A long poem
by Basil Bunting
, his best-known work. He subtitled it "An Autobiography
". It was published in 1966.
It is named after a Quaker meeting-house, more usually spelt Brigflatts, near Sedbergh in the West Riding of Yorkshire, in the dale of the River Rawthey. Basil Bunting attended services here for 72 years. The house, of stone, oak, and plaster, dates from 1675, the first meeting-house in the north of England. The poem is dedicated to Peggy, sister of the school-friend who introduced him to it.
The poem, a little over thirty pages long, is in five parts. The first is full of short, tough words, to match the rhythm and work of a stonemason. A cart creaks; sheep and larks sound over the Rawthey. The tale of Eric Bloodaxe, the Viking king of York, hangs over the land. In the second the poet thinks of the sea and the south, of a galliard by Byrd and a madrigal by Monteverdi. There are so many different voices and styles in it that I can barely begin to convey the tone.
Stone smooth as skin,
cold as the dead they load
on a low lorry by night.
The moon sits on the fell
but it will rain.
Under sacks on the stone
two children lie,
hear the horse stale,
the mason whistle,
harness mutter to shaft,
felloe to axle squeak,
rut thud the rim,
It sounds right, spoken on the ridge
between marine olives and hillside
blue figs, under the breeze fresh
with pollen of Apennine sage.
It feels soft, weed thick in the cave
and the smooth, wet riddance of Antonietta's
bathing suit, mouth ajar for
submarine Amalfitan kisses.
Win from rock
flame and ore.
Furthest, fairest things, stars, free of our humbug,
each his own, the longer known the more alone,
wrapt in emphatic fire roaring out to a black flue.
Each spark trills on a tone beyond chronological compass,
yet in a sextants' bubble present and firm
places a surveyor's stone or steadies a tiller.

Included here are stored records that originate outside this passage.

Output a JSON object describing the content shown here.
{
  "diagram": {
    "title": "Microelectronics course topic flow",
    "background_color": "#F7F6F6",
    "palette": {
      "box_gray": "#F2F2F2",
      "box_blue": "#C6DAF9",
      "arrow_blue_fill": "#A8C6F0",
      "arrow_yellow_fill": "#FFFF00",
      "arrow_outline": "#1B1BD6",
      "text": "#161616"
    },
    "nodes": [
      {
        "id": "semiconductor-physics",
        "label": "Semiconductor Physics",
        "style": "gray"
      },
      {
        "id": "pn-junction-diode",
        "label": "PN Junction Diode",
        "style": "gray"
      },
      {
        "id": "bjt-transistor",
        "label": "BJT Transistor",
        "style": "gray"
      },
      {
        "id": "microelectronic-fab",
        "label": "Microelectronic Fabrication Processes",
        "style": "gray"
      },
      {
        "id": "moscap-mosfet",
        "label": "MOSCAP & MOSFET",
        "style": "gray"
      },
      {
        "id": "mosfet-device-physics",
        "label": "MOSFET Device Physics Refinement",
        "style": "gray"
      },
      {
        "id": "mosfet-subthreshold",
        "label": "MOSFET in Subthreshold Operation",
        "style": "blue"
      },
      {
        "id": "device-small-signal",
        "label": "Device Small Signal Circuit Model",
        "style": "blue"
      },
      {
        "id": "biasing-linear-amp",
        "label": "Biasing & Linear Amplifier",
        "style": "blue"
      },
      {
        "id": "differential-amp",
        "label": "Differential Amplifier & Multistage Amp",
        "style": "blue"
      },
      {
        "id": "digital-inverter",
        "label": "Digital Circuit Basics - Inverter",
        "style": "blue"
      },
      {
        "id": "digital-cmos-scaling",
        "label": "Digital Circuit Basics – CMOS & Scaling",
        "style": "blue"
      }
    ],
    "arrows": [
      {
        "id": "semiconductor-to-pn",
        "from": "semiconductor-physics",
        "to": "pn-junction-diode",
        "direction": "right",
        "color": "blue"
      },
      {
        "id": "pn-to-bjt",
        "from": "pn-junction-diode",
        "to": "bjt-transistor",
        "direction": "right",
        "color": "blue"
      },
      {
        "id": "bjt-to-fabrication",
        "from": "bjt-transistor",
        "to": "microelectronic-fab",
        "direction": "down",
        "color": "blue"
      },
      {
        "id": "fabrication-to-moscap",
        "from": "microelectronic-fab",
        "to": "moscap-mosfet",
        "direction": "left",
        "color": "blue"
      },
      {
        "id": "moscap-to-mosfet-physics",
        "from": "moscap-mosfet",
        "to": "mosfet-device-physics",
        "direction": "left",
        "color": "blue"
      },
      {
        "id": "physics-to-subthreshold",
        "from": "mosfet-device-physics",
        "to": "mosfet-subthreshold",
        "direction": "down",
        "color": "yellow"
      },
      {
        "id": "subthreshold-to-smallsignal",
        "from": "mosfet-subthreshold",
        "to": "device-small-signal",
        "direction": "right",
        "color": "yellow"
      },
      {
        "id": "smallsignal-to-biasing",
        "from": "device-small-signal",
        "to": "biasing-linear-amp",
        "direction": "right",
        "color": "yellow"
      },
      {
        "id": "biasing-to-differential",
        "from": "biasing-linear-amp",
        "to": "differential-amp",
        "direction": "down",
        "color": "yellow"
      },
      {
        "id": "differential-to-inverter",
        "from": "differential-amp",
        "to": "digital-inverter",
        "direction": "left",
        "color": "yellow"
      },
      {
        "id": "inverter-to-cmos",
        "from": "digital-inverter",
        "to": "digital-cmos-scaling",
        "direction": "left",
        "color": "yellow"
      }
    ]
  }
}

Then is Now. The star you steer by is gone,
its tremulous thread spun in the hurricane
spider floss on my cheek; light from the zenith
spun when the slowworm lay in her lap
fifty years ago.